Another issue of concern would be whether now that a specific hijab is permitted on-field, 
would all Muslim players representing Muslim countries be required or expected to wear it?
Part of the philosophy of women in sport is choice, freedom and the health benefits of play.
Forcing a woman to wear a headscarf because it is permissible by FIFA rules, would go against the spirit of women playing football.
The importance of choice whether it be to play or to wear hijab are inextricably linked. 
The operative word being choice.
Now many more women around the world from varying parts will be able to represent their country in international play. The do not have to feel they have to choose between observing a part of their faith they feel is mandatory or choosing their passion for football.
There are Muslim women participating at International levels but until now, they were not permitted to play in FIFA sanctioned tournaments or games wearing a headscarf.
The result of that was equating hijab with an inability to advance to the highest level of women’s football in the world. 
When FIFA issues a formal statement and introduction of said hijab, smaller clubs, national and provincial Football Organizations should follow suit and adopt a policy that they disregarded or previously avoided delving into.
Hijab-wearing women could represent Iran, Canada, France, Germany, England, Turkey, China, Afghanistan and even the United States at high levels.
It will allow give way to younger girls and women being allowed to play in recreational and /or in semi-competitive leagues. It will open the idea to have women participate and join in whereby living fuller, healthier lifestyles and sharing interests.
The fact that will be far more women at trials for various clubs and communities is hugely important. Increases competition and awareness of equality within sport. 
The optics of a Muslim women competing is a powerful thing. This summer the London Olympics had many Muslim women represented as participants.
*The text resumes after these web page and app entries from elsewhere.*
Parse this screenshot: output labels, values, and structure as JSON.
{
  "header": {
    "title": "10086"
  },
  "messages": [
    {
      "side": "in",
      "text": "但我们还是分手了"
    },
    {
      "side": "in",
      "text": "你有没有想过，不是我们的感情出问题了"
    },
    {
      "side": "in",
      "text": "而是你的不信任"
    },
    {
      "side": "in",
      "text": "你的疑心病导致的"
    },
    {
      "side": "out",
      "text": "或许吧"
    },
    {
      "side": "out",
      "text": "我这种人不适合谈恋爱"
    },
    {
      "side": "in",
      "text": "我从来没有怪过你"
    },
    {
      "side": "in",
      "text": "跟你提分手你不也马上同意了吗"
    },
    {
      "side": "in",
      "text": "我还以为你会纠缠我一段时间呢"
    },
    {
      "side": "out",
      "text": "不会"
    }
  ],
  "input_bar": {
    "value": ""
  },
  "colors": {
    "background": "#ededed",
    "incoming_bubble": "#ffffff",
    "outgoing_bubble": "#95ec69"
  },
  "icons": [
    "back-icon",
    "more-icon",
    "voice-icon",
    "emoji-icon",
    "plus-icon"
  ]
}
In fact it was the first time every nation competing had females athletes- including Muslim countries that had previously not had female competitors.
Now many Muslim countries can compete with full squads in football to what has already become an incredibly exciting sport to watch
Canada is hosting the Women’s World Cup in 2015. It will be a time of excitement, welcome and more attention to the World’s game- particularly the Women’s game.  At that point FIFA would have fully allowed the participation of strong teams on which players wear hijab: Egypt, Iran, Yemen; rendering this a more inclusive, open and accessible sport.
I wait for a final statement from IFAB with some trepidation.
The implications of this are huge for women in the world today. Many footballers will not have to watch from the sidelines anymore.
To have Muslim women participate in the beautiful game, the world’s most popular sport, shall only heighten the majesty of the world of football which may now include all types of women- hijabi footballers included.


FIFA decides on Hijab Design

Football's world governing body FIFA met to decide the design of the official hijab for women.
The traditional Islamic headscarf was approved for use in July by the governing body, allowing women to wear a sport-specific headscarf. 
And there has been a competition on how the hijabs will look like.
This interview takes place before the decision with Montreal based fashion designer Elham Sayed Javad hopes  her design, one of the two studied  on soccer fields around the world, gets the approval.
Today she announced the good news with her fans that one of her designs receives approval.
Javad called her prototype's role in the decision the "biggest thing that I could have achieved".
Her soccer hijab uses a custom-made magnetic system that allows it to be opened and released instantly, if the headscarf is pulled from anywhere around the neck.
Al Jazeera's Daniel Lak reports from Montreal.